House Republicans are calling for the Ukraine whistleblower and Hunter Biden to testify before Congress as the Democrat-led impeachment inquiry into President Donald Trump prepares for public hearings this month.
Rep. Devin Nunes, the ranking Republican on the House Intelligence Committee, sent Chairman Adam Schiff a list Saturday of witnesses he wants to testify before the committee leading the impeachment inquiry. Nunes said the witnesses would provide transparency and criticized the process as "opaque and unfair."
Nunes, R-Calif., said the testimony of Vice President Joe Biden's son Hunter would shed light on "Ukraine's pervasive corruption" and the reasons for Trump's skepticism of the country. Hunter Biden sat on the board of Ukrainian natural gas company Burisma Holdings while his father was spearheading Ukraine policy for the Obama administration.

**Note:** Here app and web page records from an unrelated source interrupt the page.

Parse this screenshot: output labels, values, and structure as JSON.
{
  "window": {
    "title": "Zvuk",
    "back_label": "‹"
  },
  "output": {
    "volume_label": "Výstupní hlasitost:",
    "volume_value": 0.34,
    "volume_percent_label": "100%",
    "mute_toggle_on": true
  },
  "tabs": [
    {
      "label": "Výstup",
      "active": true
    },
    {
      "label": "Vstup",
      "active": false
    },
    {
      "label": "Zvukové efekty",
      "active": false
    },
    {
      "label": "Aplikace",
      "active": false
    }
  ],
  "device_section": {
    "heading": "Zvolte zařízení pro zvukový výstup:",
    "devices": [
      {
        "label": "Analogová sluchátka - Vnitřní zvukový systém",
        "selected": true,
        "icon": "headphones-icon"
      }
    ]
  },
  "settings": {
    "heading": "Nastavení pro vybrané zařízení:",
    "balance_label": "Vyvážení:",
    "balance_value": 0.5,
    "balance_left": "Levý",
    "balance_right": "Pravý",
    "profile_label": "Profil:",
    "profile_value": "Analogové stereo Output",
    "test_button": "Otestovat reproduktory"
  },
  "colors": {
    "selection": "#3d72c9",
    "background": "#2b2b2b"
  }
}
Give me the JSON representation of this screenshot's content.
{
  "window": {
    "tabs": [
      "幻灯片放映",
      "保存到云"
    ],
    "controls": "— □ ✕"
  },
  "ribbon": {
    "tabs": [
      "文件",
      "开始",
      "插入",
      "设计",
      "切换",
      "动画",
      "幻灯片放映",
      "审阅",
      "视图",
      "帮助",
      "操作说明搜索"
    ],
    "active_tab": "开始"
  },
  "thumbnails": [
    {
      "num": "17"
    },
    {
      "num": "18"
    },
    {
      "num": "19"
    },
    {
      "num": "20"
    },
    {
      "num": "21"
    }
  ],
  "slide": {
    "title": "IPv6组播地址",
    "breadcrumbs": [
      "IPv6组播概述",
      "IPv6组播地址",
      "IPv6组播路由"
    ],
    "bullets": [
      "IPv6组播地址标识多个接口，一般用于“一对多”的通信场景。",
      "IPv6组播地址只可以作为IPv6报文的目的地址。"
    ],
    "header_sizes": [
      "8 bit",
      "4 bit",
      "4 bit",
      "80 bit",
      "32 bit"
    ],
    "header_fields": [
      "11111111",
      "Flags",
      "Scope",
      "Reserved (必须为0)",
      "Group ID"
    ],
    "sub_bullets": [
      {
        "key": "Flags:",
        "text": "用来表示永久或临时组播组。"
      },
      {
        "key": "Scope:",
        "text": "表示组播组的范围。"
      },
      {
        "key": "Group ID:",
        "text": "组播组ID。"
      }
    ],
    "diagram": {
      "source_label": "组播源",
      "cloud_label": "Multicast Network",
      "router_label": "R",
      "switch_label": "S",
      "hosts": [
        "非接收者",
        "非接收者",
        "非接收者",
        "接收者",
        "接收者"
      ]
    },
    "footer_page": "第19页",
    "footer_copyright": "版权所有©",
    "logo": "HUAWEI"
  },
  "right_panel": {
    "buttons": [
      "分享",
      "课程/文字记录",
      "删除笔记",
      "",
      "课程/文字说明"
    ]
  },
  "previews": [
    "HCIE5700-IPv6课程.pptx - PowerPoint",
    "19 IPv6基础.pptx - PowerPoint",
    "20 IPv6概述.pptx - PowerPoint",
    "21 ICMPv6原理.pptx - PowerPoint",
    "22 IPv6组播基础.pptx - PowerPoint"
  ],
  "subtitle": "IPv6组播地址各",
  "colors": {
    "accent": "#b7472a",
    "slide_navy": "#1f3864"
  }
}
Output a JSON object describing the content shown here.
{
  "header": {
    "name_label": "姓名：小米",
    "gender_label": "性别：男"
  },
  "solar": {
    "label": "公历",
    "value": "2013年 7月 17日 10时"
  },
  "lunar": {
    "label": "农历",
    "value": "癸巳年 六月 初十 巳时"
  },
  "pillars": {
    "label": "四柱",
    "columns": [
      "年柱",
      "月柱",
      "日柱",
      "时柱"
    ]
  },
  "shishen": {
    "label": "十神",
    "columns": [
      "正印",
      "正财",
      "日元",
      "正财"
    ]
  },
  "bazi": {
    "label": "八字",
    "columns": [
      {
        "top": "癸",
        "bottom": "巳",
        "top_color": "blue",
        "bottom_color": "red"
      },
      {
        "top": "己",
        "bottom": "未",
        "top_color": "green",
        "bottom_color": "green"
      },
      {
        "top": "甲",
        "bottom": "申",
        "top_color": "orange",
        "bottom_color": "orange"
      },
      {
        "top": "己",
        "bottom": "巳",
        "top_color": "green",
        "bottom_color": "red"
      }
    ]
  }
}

In the letter, Nunes accused the whistleblower of political bias and said testimony from the individual, who is a member of the intelligence community, would give Trump the opportunity to confront his accuser. The president has repeatedly called for the whistleblower's identity to be revealed. The whistleblower's lawyer said last week that his client has offered to answer the questions of Republicans on the Intelligence Committee.
Nunes also wants all the sources that the whistleblower used to draft a complaint about Trump's July 25 call with Ukraine's president to testify.
Schiff, D-Calif., said the committee is evaluating the Republican witness requests, but warned he would not let the committee serve as a vehicle to investigate the Bidens or retaliate against the whistleblower.
"This inquiry is not, and will not serve, however, as a vehicle to undertake the same sham investigations into the Bidens or 2016 that the President pressed Ukraine to conduct for his personal political benefit, or to facilitate the President's effort to threaten, intimidate, and retaliate against the whistleblower who courageously raised the initial alarm," Schiff said.
In a letter addressed to Nunes late Saturday, Schiff said the whistleblower's testimony would be redundant given the evidence collected from other witnesses. He also said it was the duty of the committee to protect whistleblowers.
"In light of the President's threats, the individual's appearance before us would only place their personal safety at grave risk," Schiff wrote.
The Democrat-led impeachment inquiry stems from a complaint filed by the whistleblower, which expressed concern that Trump was trying to solicit the interference of a foreign country in the 2020 presidential election. Those allegations are based on a July call in which Trump asked the president of Ukraine to investigate Joe Biden, one of the top contenders for the Democratic presidential nomination, and his son Hunter.
Before the call, Trump ordered a hold on $400 million in military assistance to Ukraine. Top U.S. diplomat to Ukraine William Taylor and U.S. Ambassador to the EU Gordon Sondland told Congress the aid was withheld pending an agreement by Kyiv to launch the investigations, corroborating allegations that the White House was using the money as leverage to pressure the Ukrainian government into a quid pro quo.
Trump has repeatedly denied the aid was tied to a quid pro quo.
House Democrats last week approved guidelines formalizing the impeachment inquiry over the lockstep opposition of virtually every Republican in the legislative body.
Here are the other witnesses that Nunes wants to testify at the impeachment hearings: